Ignorance, apathy and arrogance can be fatal when it comes to a nation and its people. The Roman Republic provided us some important lessons in this regard over 1500 years ago.
Let us not forget, the Roman Republic fell for many reasons, but three seem to resonate today: First, a decline in moral values and political civility at home. Second, an over-confident and over-extended military in foreign lands. And third, fiscal irresponsibility by the central government. Does this sound familiar? We must learn from history and make sure that we are the first republic to stand the test of time.
In our constitutional democracy, it's "we the people" who are ultimately responsible and accountable for what does or does not happen in the capitals around our country, including Washington, DC. As a result, all of us must be informed and involved in order to make a difference. We must not forget, God put each and every one of us on this earth to serve our fellow man and to make a difference for others. As you look into your future, each of you needs to search your head and your heart to decide not only what you’re going to do in life, but also what difference you are going to make in the lives of others. This is one of life's most important decisions.

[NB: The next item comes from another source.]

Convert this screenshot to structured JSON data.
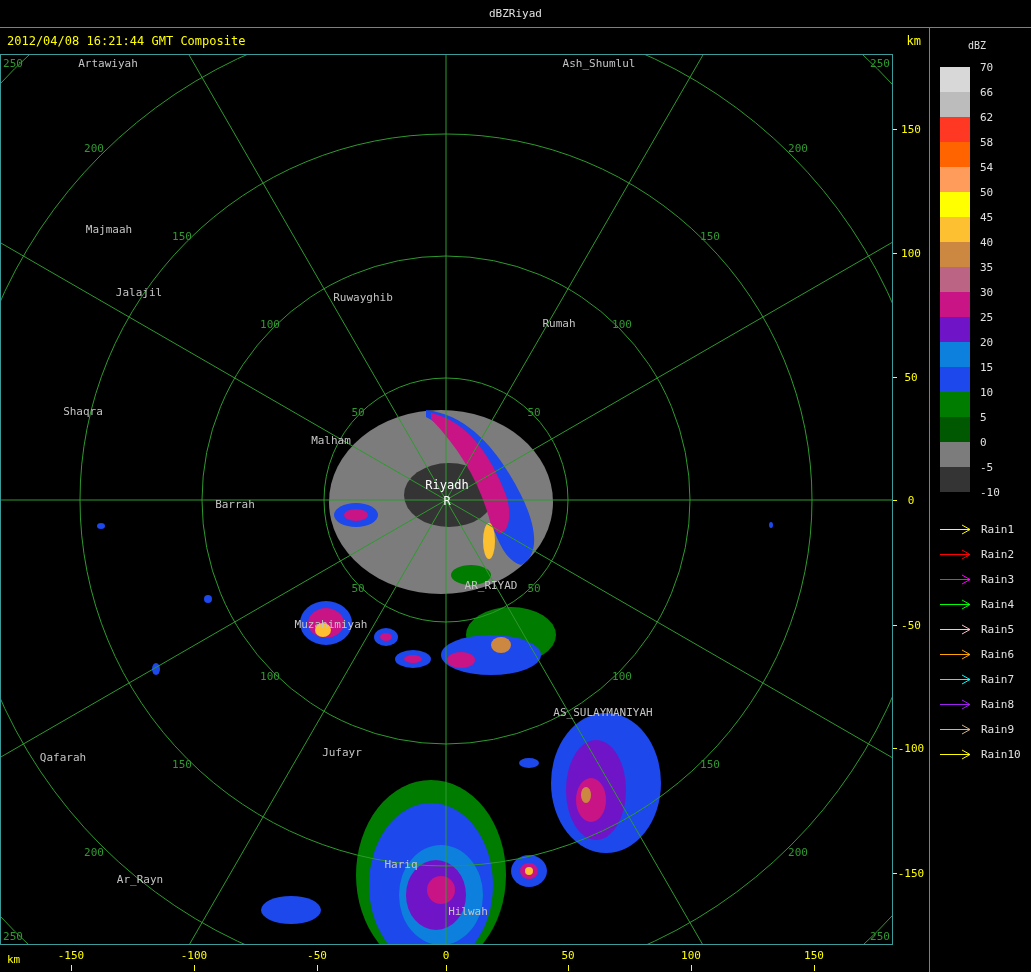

When you search your head and heart in your pursuit of happiness, don't forget your communities, your country and your fellow man. To help build a better future, I ask that each and every one of you give at least two years of your life to serving others. This request applies to all of you, whether you are an American or from one of the many other countries that are represented here today.
When you consider your public service options, those of you who are Americans should remember that the United States government is the largest, the most diverse, and, arguably, the most important entity on the face of the earth. We need top talent in the federal government to successfully address our many sustainability challenges. Yes, the federal government needs men and women with skills in public affairs, business, and many other fields from top universities like the American University. [applause]
I also ask that each of you become more informed about the issues facing our nation and more involved in demanding change. It’s time we held current and prospective elected officials accountable for upholding their fiduciary and stewardship responsibilities to our country and its citizens.
In closing, every person can make a difference in this world. As one of my favorite presidents, Teddy Roosevelt said, "Fighting for the right [cause] is the noblest sport the world affords." All of you should find your cause in life and fight to make a difference. I'll continue to try to do my part. All that I ask is that you do your best to do your part to keep America great. [applause] We can, we must, and, with your help, we will do what it takes to keep America great. [applause]
Congratulations again on your graduation. May God bless each of you, American University, and the United States of America. Thank you. [applause]
President John F. Kennedy spoke at American University's Spring Commencement on June 10, 1963. In this speech Kennedy called on the Soviet Union to work with the United States to achieve a nuclear test ban treaty and help reduce the considerable international tensions and the specter of nuclear war at that time. (text of speech)
Recent Commencement Speakers